Though Orwell’s name has been idiomized in reference to the totalitarian watchdoggery of 1984, his non-fictional works are no less insightful or intelligently crafted. Written after having spent roughly five months volunteering for the Marxists in the Spanish Civil War, Orwell’s 1937 Homage to Catalonia is no exception.
A breakdown of the extremely complex political situation in Spain before the outbreak of WWII, Homage to Catalonia is also a report on conditions from the war front. Gaining the equivalent rank of corporal, Orwell saw first hand action in the trenches of the front lines in Spain’s northwest during 1936. Both guarding against and attacking the Fascists who were attempting to control the region, Orwell lucidly describes daily life fighting alongside the poorly-fed, poorly-armed, and poorly educated Spaniards. Their lack of the most basic of amenities, like firewood, fresh water, and food, even bullets, did not make the time any easier. Orwell likewise found time to unravel the incredibly multifaceted internal politics causing the war - not only in Catalonia, but on the streets of Barcelona and beyond. His clean, crisp sentences relaying information in precise strokes, the Communists, Marxists, Fascists, Socialists, Nationalists, and the conservative and liberal groups each subsist of are expounded upon in relevant detail, painting a clear (as can be) picture of the sides and their subsequent agendas. With Franco’s regime beginning to show signs of taking power (as it ultimately did), Orwell’s allegiance dictates an interesting and somewhat suspenseful escape from Spain, a chapter which nicely closes the book.

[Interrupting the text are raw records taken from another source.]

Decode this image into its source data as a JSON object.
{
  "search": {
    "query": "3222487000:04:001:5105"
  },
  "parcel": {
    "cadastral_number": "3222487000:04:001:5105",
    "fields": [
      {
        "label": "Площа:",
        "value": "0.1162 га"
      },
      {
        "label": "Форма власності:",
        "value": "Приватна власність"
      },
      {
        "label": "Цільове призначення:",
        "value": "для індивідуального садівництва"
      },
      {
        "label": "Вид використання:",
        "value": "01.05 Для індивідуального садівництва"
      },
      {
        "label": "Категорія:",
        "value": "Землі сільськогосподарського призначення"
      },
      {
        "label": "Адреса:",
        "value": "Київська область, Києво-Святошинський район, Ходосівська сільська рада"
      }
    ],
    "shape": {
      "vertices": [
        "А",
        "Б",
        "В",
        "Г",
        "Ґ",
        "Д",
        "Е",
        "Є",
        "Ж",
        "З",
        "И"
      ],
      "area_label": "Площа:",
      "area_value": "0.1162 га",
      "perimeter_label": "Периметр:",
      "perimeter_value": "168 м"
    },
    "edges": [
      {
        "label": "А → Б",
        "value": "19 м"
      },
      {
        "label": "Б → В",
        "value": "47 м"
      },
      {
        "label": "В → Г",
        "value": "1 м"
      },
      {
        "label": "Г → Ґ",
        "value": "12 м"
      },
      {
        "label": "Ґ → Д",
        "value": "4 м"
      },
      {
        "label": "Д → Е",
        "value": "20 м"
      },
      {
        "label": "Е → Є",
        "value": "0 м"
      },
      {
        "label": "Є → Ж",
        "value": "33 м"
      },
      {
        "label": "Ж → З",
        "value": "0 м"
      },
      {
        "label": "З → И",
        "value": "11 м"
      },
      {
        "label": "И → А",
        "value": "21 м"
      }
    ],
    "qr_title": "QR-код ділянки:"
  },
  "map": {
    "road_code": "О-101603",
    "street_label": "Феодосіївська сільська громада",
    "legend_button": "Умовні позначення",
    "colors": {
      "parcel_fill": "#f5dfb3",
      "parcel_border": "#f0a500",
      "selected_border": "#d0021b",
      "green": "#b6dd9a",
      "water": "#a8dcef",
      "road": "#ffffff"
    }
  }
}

In our modern day cultural-relativism-this and social-liberalism-that, perhaps most remarkable about Homage to Catalonia is Orwell’s unabashed passion in opposition of Fascism. His willingness to pick up a rifle and take a shot at the “enemy” is something today’s journalists and writers would undoubtedly be skeptical in light of the political correctness permeating all regulated statements coming from the media these days. Reading of the shocking and unique injury Orwell suffers while on the front lines is a sacrifice we rarely if never read of occurring to today’s social and political scribes. All of this sets into motion interesting questions regarding not only the duties of the writer to make such situations known to the public, but also to what extent the public itself warrants involvement in pressing political situations and what exactly a journalist is.
For its comprehensive content related to civil war conditions and its scrupulous dissection of the political environment of Spain circa 1936-37, Homage to Catalonia is worthy of a special place among the 20th century’s wartime texts. But that it’s written in a superb, detailed fashion that expresses informed (and occasionally) personal opinions on the general state of social and political affairs in Europe before WWII pushes the book near the front. Orwell’s account of trench warfare, street fighting in Barcelona, and escape from the harrowing situation in Spain is a must for anyone interested in WWII, Spanish, or modern European history. Simply a great, informative read.